The Pizzinis are very proud Italian-Australians. From the King Valley in northern Victoria, they produce what must be the widest range of Italian-style wines on the Aussie market - most of which you've probably never heard of and some of which you won't even be able to pronounce. Nevertheless, the ones I've tried have generally been pretty solid.

Their Pinot Grigio is one of my favourites. It’s a light golden glow in the glass, rimmed with a twinkle and a spark. It has a mild, but pleasant, floral whiff that politely puts a gun to your head and makes you an offer you simply can't refuse.

In the mouth, it's a mouth-wateringly, nubile flood of passionfruit icing on a lemon and poppy seed muffin. It gives you a nice, crisp finish and there's a hint of texture and muscle. But in Corleone-terms, it's probably more Fredo than Sonny.

Beautifully balanced, light and delicious. It’s summer in a glass.

Perfect for Fivesies. Or Elevenses, if you are so inclined.

Rating: 8.75
Drink with: Luca Brasi
Price: $18 (www.pizzini.com.au)

Next up is the Printhie 2008 Pinto Gris.

The Gris style (as opposed to the Grigio style) means it’s richer and more full-bodied. That’s never a bad thing, whether we be talking women or wine.

The Printhie vineyards are set in the elevated, cool climate of Orange. The grapes are picked later and riper, and the team at Printhie perform some clever and innovative alchemy to create a more complex mix than the Grigio above.

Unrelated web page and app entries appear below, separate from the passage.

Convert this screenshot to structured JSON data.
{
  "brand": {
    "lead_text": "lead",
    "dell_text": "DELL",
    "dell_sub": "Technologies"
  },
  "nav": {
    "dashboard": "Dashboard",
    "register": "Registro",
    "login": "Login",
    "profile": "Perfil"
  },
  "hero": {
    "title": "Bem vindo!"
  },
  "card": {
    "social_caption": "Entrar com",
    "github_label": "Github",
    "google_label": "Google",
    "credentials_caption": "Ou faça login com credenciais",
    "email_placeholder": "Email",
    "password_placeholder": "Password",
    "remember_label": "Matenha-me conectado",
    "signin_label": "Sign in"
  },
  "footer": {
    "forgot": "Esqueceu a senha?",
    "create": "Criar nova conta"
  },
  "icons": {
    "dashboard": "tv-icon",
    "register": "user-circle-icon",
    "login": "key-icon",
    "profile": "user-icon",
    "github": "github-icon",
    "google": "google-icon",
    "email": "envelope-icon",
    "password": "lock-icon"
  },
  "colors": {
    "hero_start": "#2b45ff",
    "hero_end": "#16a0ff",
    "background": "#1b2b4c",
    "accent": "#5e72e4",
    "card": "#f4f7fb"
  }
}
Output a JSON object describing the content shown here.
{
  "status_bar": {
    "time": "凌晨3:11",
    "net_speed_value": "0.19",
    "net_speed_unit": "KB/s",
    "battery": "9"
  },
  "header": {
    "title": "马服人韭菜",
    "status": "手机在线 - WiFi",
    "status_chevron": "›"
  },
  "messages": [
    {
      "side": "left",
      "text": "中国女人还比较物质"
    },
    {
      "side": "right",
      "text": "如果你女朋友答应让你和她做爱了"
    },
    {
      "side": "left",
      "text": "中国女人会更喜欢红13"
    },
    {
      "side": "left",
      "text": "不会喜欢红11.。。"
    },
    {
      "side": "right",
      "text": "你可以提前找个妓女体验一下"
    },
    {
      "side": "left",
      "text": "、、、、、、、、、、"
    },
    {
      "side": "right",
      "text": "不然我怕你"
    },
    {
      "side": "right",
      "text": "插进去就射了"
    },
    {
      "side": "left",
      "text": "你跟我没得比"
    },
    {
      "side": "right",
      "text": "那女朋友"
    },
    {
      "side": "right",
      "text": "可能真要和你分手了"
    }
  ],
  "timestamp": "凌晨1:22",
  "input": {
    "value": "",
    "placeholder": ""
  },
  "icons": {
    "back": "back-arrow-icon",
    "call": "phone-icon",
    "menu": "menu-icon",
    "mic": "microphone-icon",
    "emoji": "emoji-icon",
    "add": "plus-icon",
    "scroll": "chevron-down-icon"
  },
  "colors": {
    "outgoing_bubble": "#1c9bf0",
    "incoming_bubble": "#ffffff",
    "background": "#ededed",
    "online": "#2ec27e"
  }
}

I have to confess that I needed to open two bottles of this little champ. There was something not quite right with the first bottle. It smelt musty and damp - like the stairwell of a multi-storey carpark. I must have picked up a dodgy one because, thankfully, the second bottle was right back on the money. It smelt properly of an apple orchard irrigated generously with honey. A scent of summer that invites you to roll over and have your tummy tickled.

In the glass, it’s a pale gold, tinged with the shade of an envious Granny Smith. Dive in and it’s a cheery, mouth-filling orgy of lightly spiced apples and pears. An alcoholic Danish. Hans Christian Andersen on a bender.

Again, it’s just a wonderful summery drop. A bit heavier than the Pizzini. But still simple, bright and easy to drink.

At any Sunday session, we all know that eating is cheating. But if you felt compelled to sneak in a cheeky bar snack, then I’m sure this would wash it down suitably.

Rating: 8.5
Drink with: Calamari a L’orange
Price: $17 (www.printhiewines.com.au)


  1. The 2009 Pizzini Grigio is a ripper. A step up from the 2008 and moving back towards the excellence of the 2006.



  2. No argument from me JP. Keen to try the Barone you wrapped as well.